"This discovery shows that size is not important in order to have — or not have — rings," Felipe Braga-Ribas, of the National Observatory in Brazil, told Space.com by email.
An asteroid among giants
On June 3, 2013, Braga-Ribas led a team of astronomers in observing Chariklo as it passed in front of a distant star — a process known as an occultation. As the asteroid traveled, it blocked light from the star, enabling scientists to learn more about it. [The Strangest Asteroids in the Solar System]
The astronomers were surprised to discover that a few seconds before and after the main occultation, the light dimmed slightly, indicating that something circled the rocky asteroid. By comparing the data gathered from seven different telescopes, the team was able to identify the shape, size and orientation of the rings.
The system consists of a dense, 4-mile-wide (7 km) ring near the planet, and a smaller 2-mile-wide (3 km) ring farther out.

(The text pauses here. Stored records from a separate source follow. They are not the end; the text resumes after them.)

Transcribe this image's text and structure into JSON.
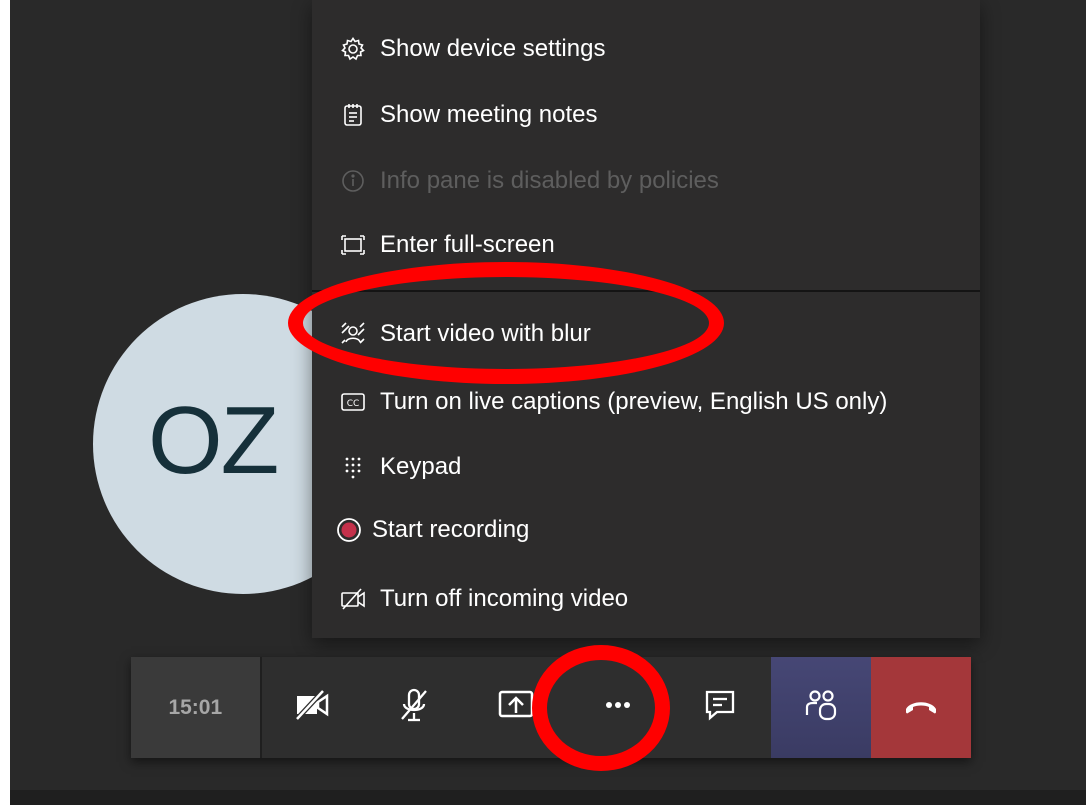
{
  "participant": {
    "initials": "OZ"
  },
  "menu": {
    "items": [
      {
        "icon": "gear-icon",
        "label": "Show device settings",
        "enabled": true
      },
      {
        "icon": "notes-icon",
        "label": "Show meeting notes",
        "enabled": true
      },
      {
        "icon": "info-icon",
        "label": "Info pane is disabled by policies",
        "enabled": false
      },
      {
        "icon": "fullscreen-icon",
        "label": "Enter full-screen",
        "enabled": true
      },
      {
        "icon": "blur-background-icon",
        "label": "Start video with blur",
        "enabled": true
      },
      {
        "icon": "closed-captions-icon",
        "label": "Turn on live captions (preview, English US only)",
        "enabled": true
      },
      {
        "icon": "keypad-icon",
        "label": "Keypad",
        "enabled": true
      },
      {
        "icon": "record-icon",
        "label": "Start recording",
        "enabled": true
      },
      {
        "icon": "video-off-icon",
        "label": "Turn off incoming video",
        "enabled": true
      }
    ]
  },
  "toolbar": {
    "timer": "15:01",
    "buttons": [
      {
        "name": "camera-toggle",
        "icon": "camera-off-icon"
      },
      {
        "name": "mic-toggle",
        "icon": "mic-muted-icon"
      },
      {
        "name": "share-screen",
        "icon": "share-screen-icon"
      },
      {
        "name": "more-actions",
        "icon": "more-dots-icon"
      },
      {
        "name": "chat",
        "icon": "chat-icon"
      },
      {
        "name": "participants",
        "icon": "participants-icon"
      },
      {
        "name": "hang-up",
        "icon": "hang-up-icon"
      }
    ]
  },
  "colors": {
    "stage_background": "#292929",
    "menu_background": "#2d2c2c",
    "participants_button": "#464775",
    "hangup_button": "#a4373a",
    "annotation_red": "#ff0000",
    "record_red": "#c4314b"
  }
}
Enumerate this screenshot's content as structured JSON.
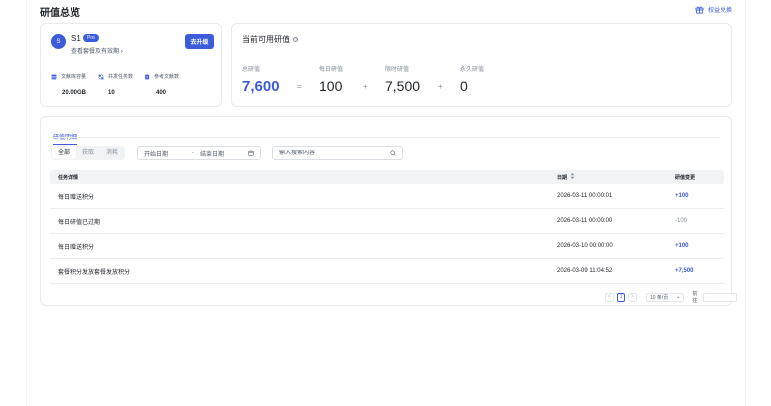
{
  "header": {
    "title": "研值总览",
    "redeem_label": "权益兑换",
    "redeem_icon": "gift-icon"
  },
  "user": {
    "avatar_letter": "S",
    "name": "S1",
    "badge": "Pro",
    "plan_link": "查看套餐及有效期",
    "upgrade_label": "去升级",
    "quotas": [
      {
        "label": "文献库容量",
        "value": "20.00GB",
        "icon": "database-icon"
      },
      {
        "label": "并发任务数",
        "value": "10",
        "icon": "tasks-icon"
      },
      {
        "label": "参考文献数",
        "value": "400",
        "icon": "document-icon"
      }
    ]
  },
  "balance": {
    "title": "当前可用研值",
    "metrics": [
      {
        "label": "总研值",
        "value": "7,600"
      },
      {
        "label": "每日研值",
        "value": "100"
      },
      {
        "label": "限时研值",
        "value": "7,500"
      },
      {
        "label": "永久研值",
        "value": "0"
      }
    ],
    "ops": [
      "=",
      "+",
      "+"
    ]
  },
  "detail": {
    "tab": "研值明细",
    "filters": [
      "全部",
      "获取",
      "消耗"
    ],
    "date_start_placeholder": "开始日期",
    "date_sep": "-",
    "date_end_placeholder": "结束日期",
    "search_placeholder": "输入搜索内容",
    "columns": [
      "任务详情",
      "日期",
      "研值变更"
    ],
    "rows": [
      {
        "task": "每日赠送积分",
        "date": "2026-03-11 00:00:01",
        "change": "+100"
      },
      {
        "task": "每日研值已过期",
        "date": "2026-03-11 00:00:00",
        "change": "-100"
      },
      {
        "task": "每日赠送积分",
        "date": "2026-03-10 00:00:00",
        "change": "+100"
      },
      {
        "task": "套餐积分发放套餐发放积分",
        "date": "2026-03-09 11:04:52",
        "change": "+7,500"
      }
    ],
    "pagination": {
      "prev": "<",
      "current": "1",
      "next": ">",
      "page_size": "10 条/页",
      "goto_label": "前往"
    }
  },
  "colors": {
    "accent": "#3b5bdb",
    "muted": "#86909c",
    "border": "#e8eaed"
  }
}
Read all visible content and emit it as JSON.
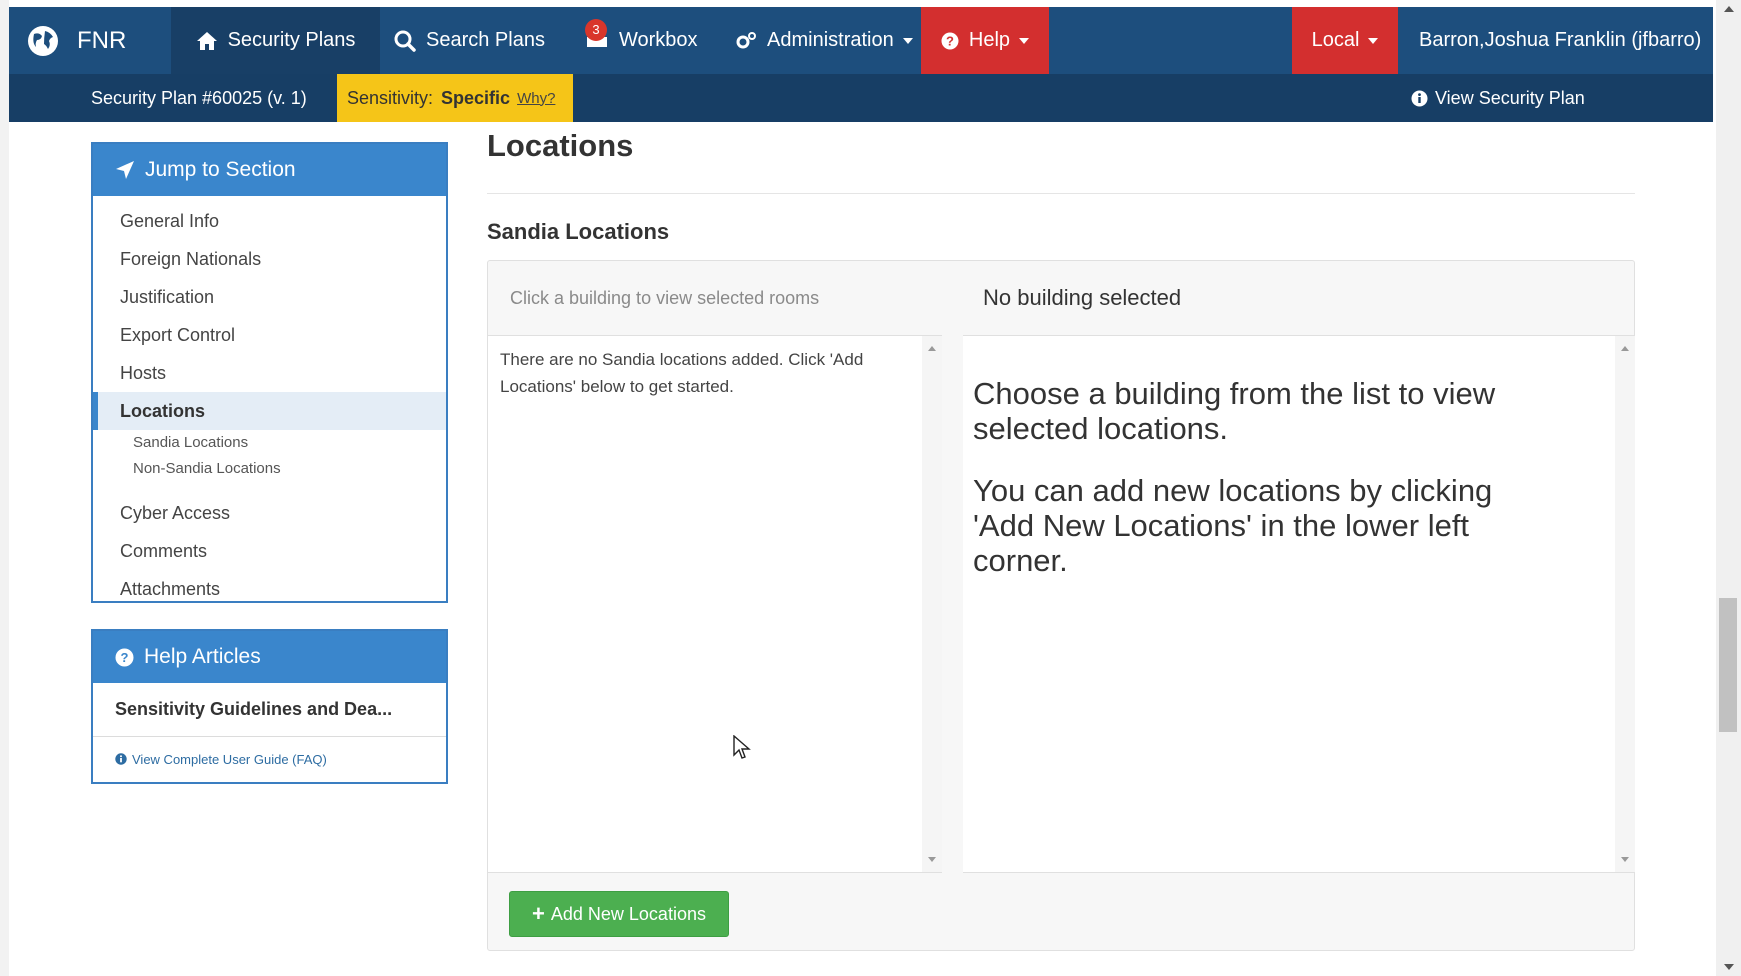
{
  "navbar": {
    "brand": "FNR",
    "items": {
      "security_plans": "Security Plans",
      "search_plans": "Search Plans",
      "workbox": "Workbox",
      "workbox_badge": "3",
      "administration": "Administration",
      "help": "Help",
      "local": "Local",
      "user": "Barron,Joshua Franklin (jfbarro)"
    },
    "colors": {
      "bar": "#1d4e7d",
      "active": "#183f66",
      "danger": "#d32f2f"
    }
  },
  "subnav": {
    "plan_title": "Security Plan #60025 (v. 1)",
    "sensitivity_label": "Sensitivity:",
    "sensitivity_value": "Specific",
    "why_link": "Why?",
    "view_plan": "View Security Plan"
  },
  "sidebar": {
    "jump_title": "Jump to Section",
    "items": [
      {
        "label": "General Info"
      },
      {
        "label": "Foreign Nationals"
      },
      {
        "label": "Justification"
      },
      {
        "label": "Export Control"
      },
      {
        "label": "Hosts"
      },
      {
        "label": "Locations",
        "active": true
      },
      {
        "label": "Cyber Access"
      },
      {
        "label": "Comments"
      },
      {
        "label": "Attachments"
      }
    ],
    "sub_items": [
      {
        "label": "Sandia Locations"
      },
      {
        "label": "Non-Sandia Locations"
      }
    ],
    "help_title": "Help Articles",
    "help_article": "Sensitivity Guidelines and Dea...",
    "faq_link": "View Complete User Guide (FAQ)"
  },
  "main": {
    "page_title": "Locations",
    "section_title": "Sandia Locations",
    "hint": "Click a building to view selected rooms",
    "selected": "No building selected",
    "empty_list": "There are no Sandia locations added. Click 'Add Locations' below to get started.",
    "detail_line1": "Choose a building from the list to view selected locations.",
    "detail_line2": "You can add new locations by clicking 'Add New Locations' in the lower left corner.",
    "add_button": "Add New Locations"
  }
}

From the surface of the asteroid, "they would be two spectacular sharp and really bright rings, crossing all the sky," Braga-Ribas said. "They would be noticeably close, as they are at about 1/1,000 of the moon's distance from us," he added.
He went on to say that the larger, inner ring would block the view of the outer ring from the ground. The rings are similar to those around Saturn, in that both are very dense, bright and possibly formed by rock and water ice. But their scales are quite different.
"The whole Chariklo system would fit about 12 times in the Cassini Division," Braga-Ribas said, referring to the largest gap inSaturn's rings.